Snowy weather and potential travel difficulties could add to a challenging visit to the Pacific Northwest this weekend for Pac-12 Conference men's basketball co-leaders Cal and Stanford.
Because of the league's new, unbalanced schedule, made to accommodate two additional teams, this will be the only shot the Golden Bears and Cardinal get against Washington, which is one-half game back in the standings and poised to overtake both Bay Area teams.
"Coach (Mike Montgomery) said right after the game (Saturday), we don't get these guys at home," Cal point guard Justin Cobbs said. "So we should go out there with a little chip on our shoulder."
And a warm coat.
Cal (15-4, 5-1 Pac-12) faces the Huskies (11-6, 4-1) on Thursday in Seattle, with Stanford (15-3, 5-1) taking on Washington State (9-8, 1-4) in Pullman. The teams swap opponents on Saturday after making cross-state treks.
The Washington trip always is among the league's most difficult because of logistics and because the Huskies are so good at home. Fueled by an excitable student section, UW is 7-3 vs. Cal and 8-2 vs. Stanford over the past 10 years in Seattle.
Just getting there this weekend will be a chore, Stanford coach Johnny Dawkins said this week. Both areas were hit by snow Wednesday and the forecast is for more Thursday.
"We go into environments where it's not going to be perfect," said Dawkins, whose team was scheduled to travel Wednesday night from
Pac-12 teams are playing an 18-game conference schedule this season, but each school will miss one trip and one homestand against another set of travel partners on a rotating yearly basis.
Cal and Stanford miss the Arizona trip this season, meaning they avoid playing a good Arizona team in the oppressive atmosphere of McKale Center in Tucson.
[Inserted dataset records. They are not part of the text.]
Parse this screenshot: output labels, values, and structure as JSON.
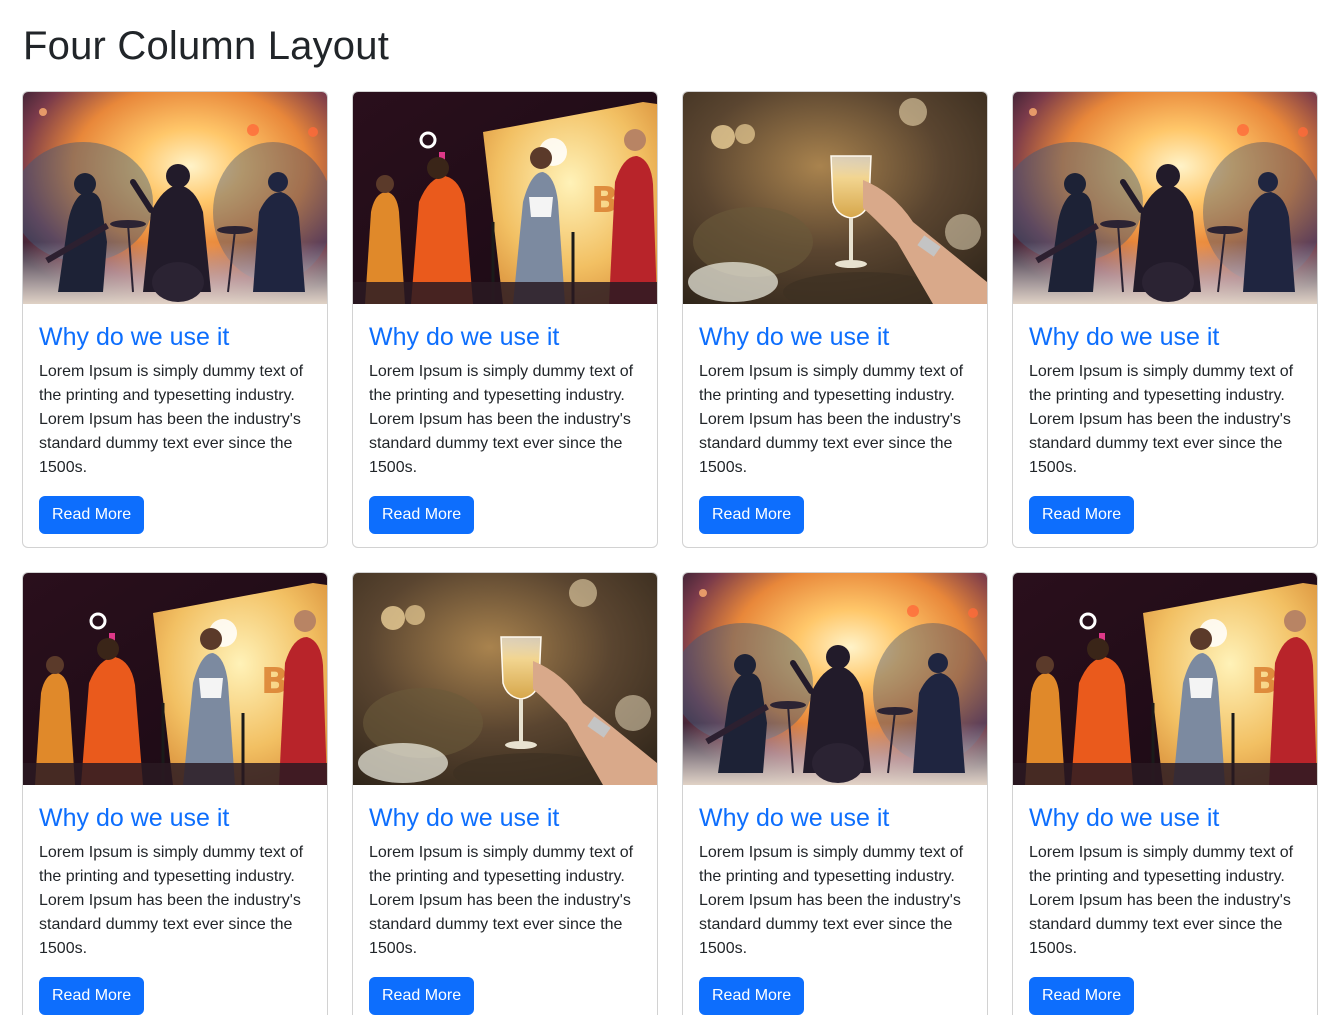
{
  "page": {
    "title": "Four Column Layout"
  },
  "colors": {
    "primary": "#0d6efd",
    "text": "#212529",
    "border": "#dee2e6"
  },
  "cards": [
    {
      "image": "concert-band-watercolor-image",
      "title": "Why do we use it",
      "text": "Lorem Ipsum is simply dummy text of the printing and typesetting industry. Lorem Ipsum has been the industry's standard dummy text ever since the 1500s.",
      "button": "Read More"
    },
    {
      "image": "stage-singers-performance-image",
      "title": "Why do we use it",
      "text": "Lorem Ipsum is simply dummy text of the printing and typesetting industry. Lorem Ipsum has been the industry's standard dummy text ever since the 1500s.",
      "button": "Read More"
    },
    {
      "image": "champagne-glass-toast-image",
      "title": "Why do we use it",
      "text": "Lorem Ipsum is simply dummy text of the printing and typesetting industry. Lorem Ipsum has been the industry's standard dummy text ever since the 1500s.",
      "button": "Read More"
    },
    {
      "image": "concert-band-watercolor-image",
      "title": "Why do we use it",
      "text": "Lorem Ipsum is simply dummy text of the printing and typesetting industry. Lorem Ipsum has been the industry's standard dummy text ever since the 1500s.",
      "button": "Read More"
    },
    {
      "image": "stage-singers-performance-image",
      "title": "Why do we use it",
      "text": "Lorem Ipsum is simply dummy text of the printing and typesetting industry. Lorem Ipsum has been the industry's standard dummy text ever since the 1500s.",
      "button": "Read More"
    },
    {
      "image": "champagne-glass-toast-image",
      "title": "Why do we use it",
      "text": "Lorem Ipsum is simply dummy text of the printing and typesetting industry. Lorem Ipsum has been the industry's standard dummy text ever since the 1500s.",
      "button": "Read More"
    },
    {
      "image": "concert-band-watercolor-image",
      "title": "Why do we use it",
      "text": "Lorem Ipsum is simply dummy text of the printing and typesetting industry. Lorem Ipsum has been the industry's standard dummy text ever since the 1500s.",
      "button": "Read More"
    },
    {
      "image": "stage-singers-performance-image",
      "title": "Why do we use it",
      "text": "Lorem Ipsum is simply dummy text of the printing and typesetting industry. Lorem Ipsum has been the industry's standard dummy text ever since the 1500s.",
      "button": "Read More"
    }
  ]
}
But the Bears and Cardinal also miss an Arizona State team near the bottom of the standings.
Which Pac-12 team has the roughest road this season is a matter of perspective.
"I think we started out with one of the tougher trips in the league," said Colorado coach Tad Boyle, whose team arrived in the Bay Area last week with a 3-0 conference record, then lost twice.
Cal is 13-0 at home this season, Stanford 11-1.
Oregon State coach Craig Robinson said Washington remains the toughest trip because it requires a flight between games. But Robinson pointed out that the Beavers don't have to travel to Colorado and Utah. The league's newcomers believe they have a secret weapon: Altitude. Boulder, Colo., sits at 5,430-foot elevation, and Salt Lake City is 4,226 feet above sea level.
Los Angeles typically has posed a challenge because UCLA is a perennial contender in the conference. But the Bruins are playing most of their games this year at the decrepit Los Angeles Sports Arena while Pauley Pavilion is renovated.
Washington State's Ken Bone said that bad weather in Pullman is a double-edged sword and not merely a hindrance to visiting teams. Many WSU fans live 80 miles away in Spokane, and Bone said, "We probably don't get as good of crowds when there's snowing falling or a chance of ice on the roads."
Montgomery said coaches can drive themselves crazy trying to dissect all the road scenarios. The bottom line, he said: "Nothing you can do and no point worrying about it."